context than anywhere else. While "emotionalism" is always a concern, it's hard to fault that kind of passion and zeal. Those Christians who have never experienced the overwhelming presence of God in worship - where you often can't even speak, or the tears just won't stop coming, or all you can do is smile - while obviously still "Christian" in every objective sense, are missing out on a powerful and potentially life-changing element of the Christian life. It's not
"required," but would you set out to build a house, and limit yourself to only 1/2 of your tools?
These are my thoughts, and I'm happy to discuss them with anyone...let the castration begin.
Grace & Peace
Where is human nature so weak as in a bookstore?--Henry Ward Beecher
Monday, October 04, 2004
Same result. Which is amazing considering how much the test has evolved over time! Every time I read their conclusion I think, "Wow. It's unbelievable how well they have me pegged." Same goes for several of my friends who have also taken the test. It always describes them better than I could do, and I know them pretty well!
In my recent period of self-reflection, it has been very important to take a good, clear look at myself, and to try and see myself the way others do. It's not always a pleasant experience, but it has certainly challenged me. I recommend you give the test a try, and let me know your results! I'm interested to see how you all turn out, and I'd love to keep a running list of the results. Here are mine (see if you don't agree that they describe me to a "t"):
Dominant Extrovert Abstract Thinker (aka POLITICIAN)
Like just 5% of the population you are a POLITICIAN (DEAT)--forceful, outgoing, and forward-looking. You are strong-willed and extroverted, so you enjoy interacting with other people. You aggressively pursue your goals.

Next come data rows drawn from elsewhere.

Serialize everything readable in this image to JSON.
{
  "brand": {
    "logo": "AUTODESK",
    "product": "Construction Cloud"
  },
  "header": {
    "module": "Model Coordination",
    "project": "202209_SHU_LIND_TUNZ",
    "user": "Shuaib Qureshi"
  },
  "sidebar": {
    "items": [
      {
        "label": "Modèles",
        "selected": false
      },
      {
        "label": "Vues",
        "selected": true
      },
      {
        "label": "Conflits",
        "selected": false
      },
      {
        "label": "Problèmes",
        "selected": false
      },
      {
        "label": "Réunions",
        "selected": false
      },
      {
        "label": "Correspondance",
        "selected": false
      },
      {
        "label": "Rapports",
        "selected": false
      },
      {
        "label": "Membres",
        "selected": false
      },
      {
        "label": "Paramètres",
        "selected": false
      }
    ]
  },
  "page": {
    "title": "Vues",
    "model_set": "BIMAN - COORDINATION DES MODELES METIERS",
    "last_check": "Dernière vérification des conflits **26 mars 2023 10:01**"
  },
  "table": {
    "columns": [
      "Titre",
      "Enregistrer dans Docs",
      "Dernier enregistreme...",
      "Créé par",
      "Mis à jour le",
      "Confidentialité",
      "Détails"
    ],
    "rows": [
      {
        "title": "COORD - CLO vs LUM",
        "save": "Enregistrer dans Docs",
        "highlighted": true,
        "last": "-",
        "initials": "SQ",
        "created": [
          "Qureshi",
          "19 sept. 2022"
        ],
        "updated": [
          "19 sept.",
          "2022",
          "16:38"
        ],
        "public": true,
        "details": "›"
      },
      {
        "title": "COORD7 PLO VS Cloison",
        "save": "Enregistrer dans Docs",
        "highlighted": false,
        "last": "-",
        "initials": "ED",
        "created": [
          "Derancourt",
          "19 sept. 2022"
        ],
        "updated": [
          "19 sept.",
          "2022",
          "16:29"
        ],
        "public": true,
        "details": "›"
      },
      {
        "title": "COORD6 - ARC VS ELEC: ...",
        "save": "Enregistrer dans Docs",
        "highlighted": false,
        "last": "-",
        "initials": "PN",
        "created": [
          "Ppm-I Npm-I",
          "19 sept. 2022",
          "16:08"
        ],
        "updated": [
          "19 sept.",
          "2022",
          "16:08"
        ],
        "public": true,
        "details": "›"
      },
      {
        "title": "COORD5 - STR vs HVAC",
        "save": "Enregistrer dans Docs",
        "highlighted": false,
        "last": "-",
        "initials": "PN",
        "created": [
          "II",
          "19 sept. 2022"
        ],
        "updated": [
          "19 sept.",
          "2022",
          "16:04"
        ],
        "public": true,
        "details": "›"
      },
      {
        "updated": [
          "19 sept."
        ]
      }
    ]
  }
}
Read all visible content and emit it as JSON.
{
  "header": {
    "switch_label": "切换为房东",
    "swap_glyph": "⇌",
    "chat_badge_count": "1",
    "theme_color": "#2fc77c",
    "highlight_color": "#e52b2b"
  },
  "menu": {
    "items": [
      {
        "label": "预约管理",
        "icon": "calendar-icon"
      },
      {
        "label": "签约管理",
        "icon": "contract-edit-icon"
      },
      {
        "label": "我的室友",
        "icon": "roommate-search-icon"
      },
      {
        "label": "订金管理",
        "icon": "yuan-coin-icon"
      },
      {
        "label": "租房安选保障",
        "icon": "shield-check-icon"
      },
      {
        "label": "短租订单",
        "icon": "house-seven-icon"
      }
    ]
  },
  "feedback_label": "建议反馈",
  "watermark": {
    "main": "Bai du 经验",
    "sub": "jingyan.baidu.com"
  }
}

Your creative style of thinking allows you to come up with unusual arguments and original ideas that appeal to others, but behind it all is an analytical mind that never forgets the bottom line. While some might see you as manipulative, your close friends know you are a talented person who deserves the best in life.
Whatever. You are manipulative. Whether you use your power for "good" or "bad", it's up to you. If you're confused what good or bad means, ask a HEALER. Like EXPERIMENTERS, you have a propensity for cheating.
Rainy Day Music
By The Jayhawks
Saturday, October 02, 2004
You know that the world is weird when Iowa, Kansas, Louisana, North Carolina, Tennessee, Virgina and Wyoming all have Democratic governors...and California, Connecticut, New York, Minnesota, Massachusetts and Vermont all have Republican ones! What's up with that?!
Crime & Punishment
By Fyodor Dostoevsky